• [Data shown]
###

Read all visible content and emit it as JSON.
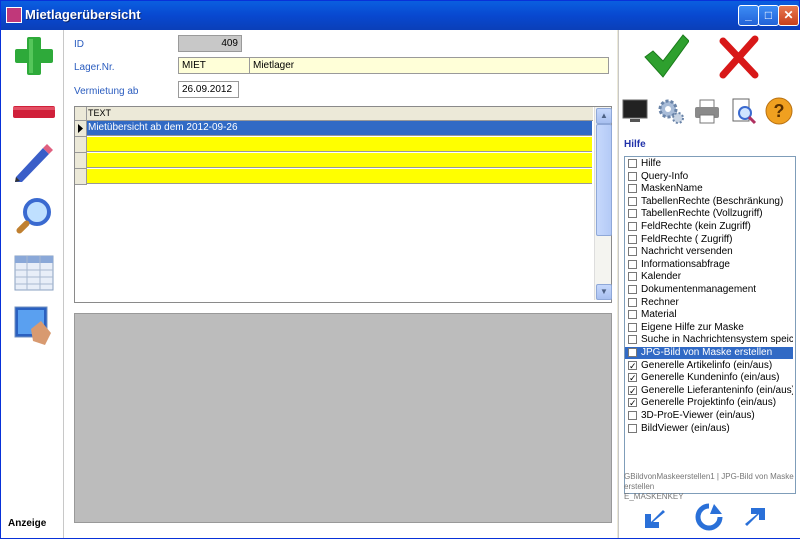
{
  "window": {
    "title": "Mietlagerübersicht",
    "min_icon": "minimize-icon",
    "max_icon": "maximize-icon",
    "close_icon": "close-icon"
  },
  "leftbar": {
    "icons": [
      "add-icon",
      "remove-icon",
      "pencil-icon",
      "magnifier-icon",
      "table-icon",
      "screen-touch-icon"
    ],
    "status_label": "Anzeige"
  },
  "form": {
    "id_label": "ID",
    "id_value": "409",
    "lager_label": "Lager.Nr.",
    "lager_code": "MIET",
    "lager_name": "Mietlager",
    "vermietung_label": "Vermietung ab",
    "vermietung_value": "26.09.2012"
  },
  "grid": {
    "column_header": "TEXT",
    "rows": [
      "Mietübersicht ab dem 2012-09-26",
      "",
      "",
      ""
    ],
    "colors": {
      "selected": "#316ac5",
      "empty": "#ffff00"
    }
  },
  "toolbar_right": {
    "icons": [
      "ok-check-icon",
      "cancel-x-icon",
      "monitor-icon",
      "settings-gears-icon",
      "printer-icon",
      "search-document-icon",
      "help-question-icon"
    ]
  },
  "help": {
    "label": "Hilfe",
    "items": [
      {
        "text": "Hilfe",
        "checked": false
      },
      {
        "text": "Query-Info",
        "checked": false
      },
      {
        "text": "MaskenName",
        "checked": false
      },
      {
        "text": "TabellenRechte (Beschränkung)",
        "checked": false
      },
      {
        "text": "TabellenRechte (Vollzugriff)",
        "checked": false
      },
      {
        "text": "FeldRechte (kein Zugriff)",
        "checked": false
      },
      {
        "text": "FeldRechte ( Zugriff)",
        "checked": false
      },
      {
        "text": "Nachricht versenden",
        "checked": false
      },
      {
        "text": "Informationsabfrage",
        "checked": false
      },
      {
        "text": "Kalender",
        "checked": false
      },
      {
        "text": "Dokumentenmanagement",
        "checked": false
      },
      {
        "text": "Rechner",
        "checked": false
      },
      {
        "text": "Material",
        "checked": false
      },
      {
        "text": "Eigene Hilfe zur Maske",
        "checked": false
      },
      {
        "text": "Suche in Nachrichtensystem speich",
        "checked": false
      },
      {
        "text": "JPG-Bild von Maske erstellen",
        "checked": false,
        "selected": true
      },
      {
        "text": "Generelle Artikelinfo (ein/aus)",
        "checked": true
      },
      {
        "text": "Generelle Kundeninfo (ein/aus)",
        "checked": true
      },
      {
        "text": "Generelle Lieferanteninfo (ein/aus)",
        "checked": true
      },
      {
        "text": "Generelle Projektinfo (ein/aus)",
        "checked": true
      },
      {
        "text": "3D-ProE-Viewer (ein/aus)",
        "checked": false
      },
      {
        "text": "BildViewer (ein/aus)",
        "checked": false
      }
    ],
    "info_line1": "GBildvonMaskeerstellen1 | JPG-Bild von Maske erstellen",
    "info_line2": "E_MASKENKEY"
  },
  "nav": {
    "icons": [
      "arrow-back-icon",
      "refresh-icon",
      "arrow-forward-icon"
    ]
  }
}
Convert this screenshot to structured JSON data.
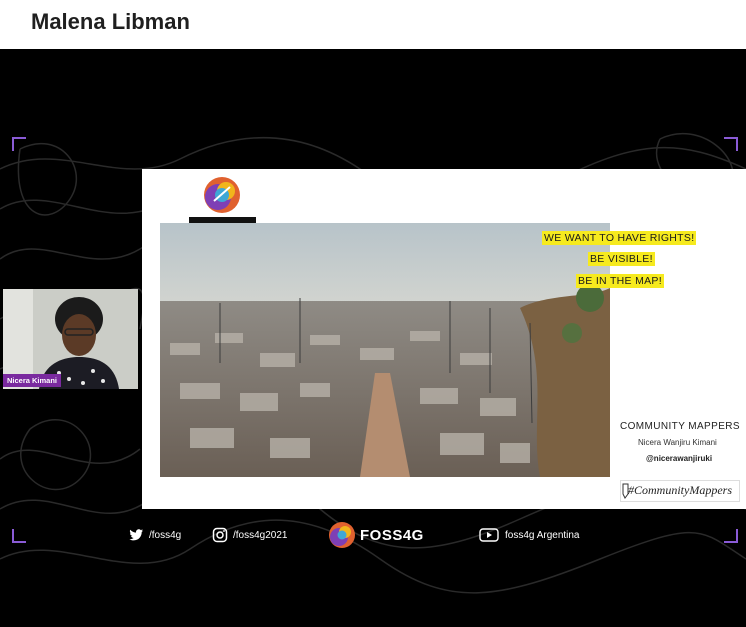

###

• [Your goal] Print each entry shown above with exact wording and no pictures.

• [Output for this task]
Read all visible content and emit it as JSON.
{
  "window": {
    "title": "Mietlagerübersicht",
    "min_icon": "minimize-icon",
    "max_icon": "maximize-icon",
    "close_icon": "close-icon"
  },
  "leftbar": {
    "icons": [
      "add-icon",
      "remove-icon",
      "pencil-icon",
      "magnifier-icon",
      "table-icon",
      "screen-touch-icon"
    ],
    "status_label": "Anzeige"
  },
  "form": {
    "id_label": "ID",
    "id_value": "409",
    "lager_label": "Lager.Nr.",
    "lager_code": "MIET",
    "lager_name": "Mietlager",
    "vermietung_label": "Vermietung ab",
    "vermietung_value": "26.09.2012"
  },
  "grid": {
    "column_header": "TEXT",
    "rows": [
      "Mietübersicht ab dem 2012-09-26",
      "",
      "",
      ""
    ],
    "colors": {
      "selected": "#316ac5",
      "empty": "#ffff00"
    }
  },
  "toolbar_right": {
    "icons": [
      "ok-check-icon",
      "cancel-x-icon",
      "monitor-icon",
      "settings-gears-icon",
      "printer-icon",
      "search-document-icon",
      "help-question-icon"
    ]
  },
  "help": {
    "label": "Hilfe",
    "items": [
      {
        "text": "Hilfe",
        "checked": false
      },
      {
        "text": "Query-Info",
        "checked": false
      },
      {
        "text": "MaskenName",
        "checked": false
      },
      {
        "text": "TabellenRechte (Beschränkung)",
        "checked": false
      },
      {
        "text": "TabellenRechte (Vollzugriff)",
        "checked": false
      },
      {
        "text": "FeldRechte (kein Zugriff)",
        "checked": false
      },
      {
        "text": "FeldRechte ( Zugriff)",
        "checked": false
      },
      {
        "text": "Nachricht versenden",
        "checked": false
      },
      {
        "text": "Informationsabfrage",
        "checked": false
      },
      {
        "text": "Kalender",
        "checked": false
      },
      {
        "text": "Dokumentenmanagement",
        "checked": false
      },
      {
        "text": "Rechner",
        "checked": false
      },
      {
        "text": "Material",
        "checked": false
      },
      {
        "text": "Eigene Hilfe zur Maske",
        "checked": false
      },
      {
        "text": "Suche in Nachrichtensystem speich",
        "checked": false
      },
      {
        "text": "JPG-Bild von Maske erstellen",
        "checked": false,
        "selected": true
      },
      {
        "text": "Generelle Artikelinfo (ein/aus)",
        "checked": true
      },
      {
        "text": "Generelle Kundeninfo (ein/aus)",
        "checked": true
      },
      {
        "text": "Generelle Lieferanteninfo (ein/aus)",
        "checked": true
      },
      {
        "text": "Generelle Projektinfo (ein/aus)",
        "checked": true
      },
      {
        "text": "3D-ProE-Viewer (ein/aus)",
        "checked": false
      },
      {
        "text": "BildViewer (ein/aus)",
        "checked": false
      }
    ],
    "info_line1": "GBildvonMaskeerstellen1 | JPG-Bild von Maske erstellen",
    "info_line2": "E_MASKENKEY"
  },
  "nav": {
    "icons": [
      "arrow-back-icon",
      "refresh-icon",
      "arrow-forward-icon"
    ]
  }
}
Convert this screenshot to structured JSON data.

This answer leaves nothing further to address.